A pervasive confirmation bias disguises itself as tolerance for both listening to and accepting opposing views on this campus. We listen to others and accept their opinions; therefore, when we don’t really think deeply about it, we are quick to shut down anyone who claims that listening and openness are not prevalent at Duke. However, if we dig a little deeper, it’s clear that my roommate is correct—there is an echo chamber present on our campus. We are surrounded in our classes and social circles by the liberal majority (which I am admittedly a part of). Of course we listen to the views of those around us; the vast majority of them express ideologies that confirm exactly what we believed in the first place, and so we accept them with open arms. We are quick to assume that we are just, fair, informed students, so of course we are open to hearing what others believe. But in reality, the vast majority of information and opinions that we are exposed to confirm our own beliefs, and so we are subconsciously more inclined to accept them.
During class discussions, I find myself deeply interested in others' viewpoints. The problem is, these viewpoints are almost all similar to my own. Rarely have I been in class and heard a conservative viewpoint expressed. We claim to be good listeners, but what is our response when the conservative minority on this campus expresses their views about topics that we vehemently disagree with? Had a more widespread conservative presence existed on campus throughout my four years here, I don’t know if we still would have considered ourselves as good listeners as we seem to think we are now.
It seems that we are not as open to listening and really analyzing opposing viewpoints because so many of us share the same viewpoint that we have become habituated to hearing and accepting the views that we already know and favor. It is interesting to consider, but what’s more important to think about is, what do we do about it? As I’ve said before, Duke’s campus is already brimming with all kinds of politically-based clubs that vary in their nature and ideology on the liberal-conservative spectrum, and we can’t approach Duke’s administration and tell them to ensure the class of 2022 is more ideologically diverse. The truth is that Duke has a liberal majority, who is mainly interested in hearing more about what others in the liberal majority think and how others’ views coincide with their own. The only way to combat this is to increase student exposure to opposing viewpoints. While opportunities exist to hear opposite viewpoints, these opportunities for exposure are usually on a voluntary basis—it is up to students whether or not they want to join politically diverse clubs.

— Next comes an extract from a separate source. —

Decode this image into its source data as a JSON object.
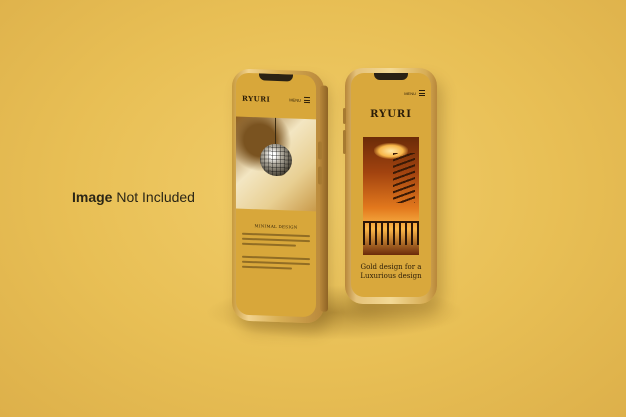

In Public Policy, Economics, Political Science, and other similar courses, professors should make a point to expose students to two or more different viewpoints and have students debate these viewpoints in a respectful manner. Even though there may not be an equal distribution of ideologies on campus, it is important for students to understand opposing viewpoints, and that can be achieved with relative ease in the classroom should professors commit to addressing the need for increased listening on Duke’s campus.
Rachel Stand, President of Duke Listen First Project '16-'17